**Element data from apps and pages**
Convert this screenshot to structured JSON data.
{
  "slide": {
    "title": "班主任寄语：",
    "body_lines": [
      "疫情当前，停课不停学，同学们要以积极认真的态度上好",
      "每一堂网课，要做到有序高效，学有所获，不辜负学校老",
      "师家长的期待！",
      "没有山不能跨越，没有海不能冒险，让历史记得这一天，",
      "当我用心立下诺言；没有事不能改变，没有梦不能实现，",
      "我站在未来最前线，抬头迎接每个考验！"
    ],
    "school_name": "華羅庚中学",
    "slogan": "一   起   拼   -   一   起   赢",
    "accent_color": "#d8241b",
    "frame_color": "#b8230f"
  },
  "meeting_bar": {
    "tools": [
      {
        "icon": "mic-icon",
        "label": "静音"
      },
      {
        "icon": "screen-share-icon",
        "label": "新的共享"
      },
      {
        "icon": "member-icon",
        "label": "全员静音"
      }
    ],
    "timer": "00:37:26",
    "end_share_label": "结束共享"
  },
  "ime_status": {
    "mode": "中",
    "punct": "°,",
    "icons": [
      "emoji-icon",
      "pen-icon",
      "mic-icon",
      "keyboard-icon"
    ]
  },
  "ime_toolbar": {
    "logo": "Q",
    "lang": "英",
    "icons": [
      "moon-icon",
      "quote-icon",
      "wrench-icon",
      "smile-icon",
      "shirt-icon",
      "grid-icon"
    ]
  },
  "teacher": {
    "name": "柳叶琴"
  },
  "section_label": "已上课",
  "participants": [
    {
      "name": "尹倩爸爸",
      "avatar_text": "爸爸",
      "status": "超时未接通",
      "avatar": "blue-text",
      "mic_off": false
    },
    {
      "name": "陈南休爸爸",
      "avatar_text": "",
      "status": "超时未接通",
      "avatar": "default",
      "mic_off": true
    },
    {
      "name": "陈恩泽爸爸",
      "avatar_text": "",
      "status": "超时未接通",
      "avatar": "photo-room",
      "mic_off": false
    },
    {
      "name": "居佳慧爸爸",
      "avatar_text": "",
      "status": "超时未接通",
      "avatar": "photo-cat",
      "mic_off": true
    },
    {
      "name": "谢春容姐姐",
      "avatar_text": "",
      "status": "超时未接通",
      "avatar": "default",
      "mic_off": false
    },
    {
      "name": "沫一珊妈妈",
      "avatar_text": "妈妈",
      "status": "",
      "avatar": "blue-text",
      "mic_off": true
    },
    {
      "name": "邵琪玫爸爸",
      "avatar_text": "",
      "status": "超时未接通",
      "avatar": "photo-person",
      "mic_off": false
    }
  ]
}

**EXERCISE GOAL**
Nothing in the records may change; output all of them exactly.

**COMPLETED EXERCISE**
Convert this screenshot to structured JSON data.
{
  "slide": {
    "title": "班主任寄语：",
    "body_lines": [
      "疫情当前，停课不停学，同学们要以积极认真的态度上好",
      "每一堂网课，要做到有序高效，学有所获，不辜负学校老",
      "师家长的期待！",
      "没有山不能跨越，没有海不能冒险，让历史记得这一天，",
      "当我用心立下诺言；没有事不能改变，没有梦不能实现，",
      "我站在未来最前线，抬头迎接每个考验！"
    ],
    "school_name": "華羅庚中学",
    "slogan": "一   起   拼   -   一   起   赢",
    "accent_color": "#d8241b",
    "frame_color": "#b8230f"
  },
  "meeting_bar": {
    "tools": [
      {
        "icon": "mic-icon",
        "label": "静音"
      },
      {
        "icon": "screen-share-icon",
        "label": "新的共享"
      },
      {
        "icon": "member-icon",
        "label": "全员静音"
      }
    ],
    "timer": "00:37:26",
    "end_share_label": "结束共享"
  },
  "ime_status": {
    "mode": "中",
    "punct": "°,",
    "icons": [
      "emoji-icon",
      "pen-icon",
      "mic-icon",
      "keyboard-icon"
    ]
  },
  "ime_toolbar": {
    "logo": "Q",
    "lang": "英",
    "icons": [
      "moon-icon",
      "quote-icon",
      "wrench-icon",
      "smile-icon",
      "shirt-icon",
      "grid-icon"
    ]
  },
  "teacher": {
    "name": "柳叶琴"
  },
  "section_label": "已上课",
  "participants": [
    {
      "name": "尹倩爸爸",
      "avatar_text": "爸爸",
      "status": "超时未接通",
      "avatar": "blue-text",
      "mic_off": false
    },
    {
      "name": "陈南休爸爸",
      "avatar_text": "",
      "status": "超时未接通",
      "avatar": "default",
      "mic_off": true
    },
    {
      "name": "陈恩泽爸爸",
      "avatar_text": "",
      "status": "超时未接通",
      "avatar": "photo-room",
      "mic_off": false
    },
    {
      "name": "居佳慧爸爸",
      "avatar_text": "",
      "status": "超时未接通",
      "avatar": "photo-cat",
      "mic_off": true
    },
    {
      "name": "谢春容姐姐",
      "avatar_text": "",
      "status": "超时未接通",
      "avatar": "default",
      "mic_off": false
    },
    {
      "name": "沫一珊妈妈",
      "avatar_text": "妈妈",
      "status": "",
      "avatar": "blue-text",
      "mic_off": true
    },
    {
      "name": "邵琪玫爸爸",
      "avatar_text": "",
      "status": "超时未接通",
      "avatar": "photo-person",
      "mic_off": false
    }
  ]
}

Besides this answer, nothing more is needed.